HG: I was going to ask if you’re finding yourself covering conflict, specifically frontline conflict, more now that you’re in Afghanistan.

KH: I do everything about and around conflict, but not frontline. I don’t think frontline work is deep enough to keep me satisfied. The kind of work I do and enjoy doing is when you get to intimately know your subject — when you tell stories that have more depth than what frontline work is. I respect people who do it, it just isn’t something that satisfies me. And that might change over time.

HG: As far as the job in and of itself — being a photojournalist, living in these places — do you have a favorite and least favorite part of the job?

KH: Oh, definitely. My favorite part is that photography grants you access to people’s lives, and I love that. It’s amazing to enter somebody’s life — to share meals, laughter, and even misery. It’s beautiful. I think I do photojournalism mainly because of that. My least favorite is probably more difficult, it’s likely all the logistics. Especially in Afghanistan, things are difficult. The photographing is probably only about 30%, the rest is just figuring out how you’re going to get there, where you’re going to stay, security, and risk assessment . . .  yeah, the logistics are my least favorite. I wish somebody would do those things for me.

HG: Maybe someday.

KH: Yeah, maybe someday.

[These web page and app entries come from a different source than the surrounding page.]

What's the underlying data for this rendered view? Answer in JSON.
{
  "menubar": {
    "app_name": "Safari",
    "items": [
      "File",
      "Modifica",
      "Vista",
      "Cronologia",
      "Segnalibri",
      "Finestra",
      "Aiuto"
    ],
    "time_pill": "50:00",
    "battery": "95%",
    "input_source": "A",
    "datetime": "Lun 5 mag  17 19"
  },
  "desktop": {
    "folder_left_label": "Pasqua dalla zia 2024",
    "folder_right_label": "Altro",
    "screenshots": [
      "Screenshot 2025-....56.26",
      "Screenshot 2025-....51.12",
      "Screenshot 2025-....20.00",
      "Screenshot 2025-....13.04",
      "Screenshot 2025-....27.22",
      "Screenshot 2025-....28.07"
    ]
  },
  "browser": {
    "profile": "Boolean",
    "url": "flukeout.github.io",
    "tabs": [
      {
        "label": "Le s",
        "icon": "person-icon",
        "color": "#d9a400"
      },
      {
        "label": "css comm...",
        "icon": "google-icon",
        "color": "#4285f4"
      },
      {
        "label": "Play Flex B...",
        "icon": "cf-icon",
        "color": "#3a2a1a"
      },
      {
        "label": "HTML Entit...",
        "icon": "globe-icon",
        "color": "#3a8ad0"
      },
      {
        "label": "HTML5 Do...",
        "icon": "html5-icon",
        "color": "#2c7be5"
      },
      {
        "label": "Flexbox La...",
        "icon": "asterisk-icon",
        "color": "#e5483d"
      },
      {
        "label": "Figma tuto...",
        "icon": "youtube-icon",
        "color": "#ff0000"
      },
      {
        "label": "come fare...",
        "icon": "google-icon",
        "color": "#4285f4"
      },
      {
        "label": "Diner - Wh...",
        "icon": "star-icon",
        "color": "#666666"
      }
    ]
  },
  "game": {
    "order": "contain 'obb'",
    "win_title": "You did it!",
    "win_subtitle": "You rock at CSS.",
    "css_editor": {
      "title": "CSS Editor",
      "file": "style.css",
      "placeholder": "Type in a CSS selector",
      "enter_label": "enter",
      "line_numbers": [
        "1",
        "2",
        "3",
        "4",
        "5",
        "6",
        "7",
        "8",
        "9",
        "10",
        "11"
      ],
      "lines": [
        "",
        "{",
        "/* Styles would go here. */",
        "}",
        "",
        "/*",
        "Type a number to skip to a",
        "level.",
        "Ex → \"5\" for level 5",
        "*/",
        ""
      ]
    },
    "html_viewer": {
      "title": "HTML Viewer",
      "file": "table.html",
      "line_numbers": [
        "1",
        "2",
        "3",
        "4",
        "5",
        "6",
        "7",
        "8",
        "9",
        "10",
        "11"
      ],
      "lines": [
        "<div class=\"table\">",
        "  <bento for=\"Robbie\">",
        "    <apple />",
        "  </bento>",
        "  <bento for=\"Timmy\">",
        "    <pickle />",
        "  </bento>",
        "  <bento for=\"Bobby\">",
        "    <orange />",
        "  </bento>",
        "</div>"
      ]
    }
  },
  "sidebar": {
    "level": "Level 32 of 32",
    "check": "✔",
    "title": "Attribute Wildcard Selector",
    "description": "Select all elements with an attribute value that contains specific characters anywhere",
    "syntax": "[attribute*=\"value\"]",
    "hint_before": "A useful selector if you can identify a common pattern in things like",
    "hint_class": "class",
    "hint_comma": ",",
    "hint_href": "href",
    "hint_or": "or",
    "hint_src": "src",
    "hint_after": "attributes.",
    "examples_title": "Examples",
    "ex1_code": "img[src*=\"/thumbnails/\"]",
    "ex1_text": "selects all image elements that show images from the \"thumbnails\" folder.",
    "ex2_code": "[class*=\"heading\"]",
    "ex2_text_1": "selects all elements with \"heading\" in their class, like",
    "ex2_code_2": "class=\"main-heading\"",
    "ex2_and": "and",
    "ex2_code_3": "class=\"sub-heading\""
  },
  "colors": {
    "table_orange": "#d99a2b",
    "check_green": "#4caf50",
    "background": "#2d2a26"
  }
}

To see more of Kiana’s work, visit her website or follow her on Instagram.

*This interview has been edited for length and clarity